= The task =
Please return each of the entries that follow, unchanged in every word.

*** Extracted entries ***

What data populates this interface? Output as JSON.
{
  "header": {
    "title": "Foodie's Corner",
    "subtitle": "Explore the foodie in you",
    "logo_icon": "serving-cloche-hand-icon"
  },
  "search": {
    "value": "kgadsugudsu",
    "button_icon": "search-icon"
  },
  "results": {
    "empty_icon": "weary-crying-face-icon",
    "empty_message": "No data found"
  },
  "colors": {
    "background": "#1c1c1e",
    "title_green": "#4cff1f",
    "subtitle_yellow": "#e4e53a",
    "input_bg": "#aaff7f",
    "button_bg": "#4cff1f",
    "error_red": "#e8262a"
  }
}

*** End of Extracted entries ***

= Solution to the exercise =
What data populates this interface? Output as JSON.
{
  "header": {
    "title": "Foodie's Corner",
    "subtitle": "Explore the foodie in you",
    "logo_icon": "serving-cloche-hand-icon"
  },
  "search": {
    "value": "kgadsugudsu",
    "button_icon": "search-icon"
  },
  "results": {
    "empty_icon": "weary-crying-face-icon",
    "empty_message": "No data found"
  },
  "colors": {
    "background": "#1c1c1e",
    "title_green": "#4cff1f",
    "subtitle_yellow": "#e4e53a",
    "input_bg": "#aaff7f",
    "button_bg": "#4cff1f",
    "error_red": "#e8262a"
  }
}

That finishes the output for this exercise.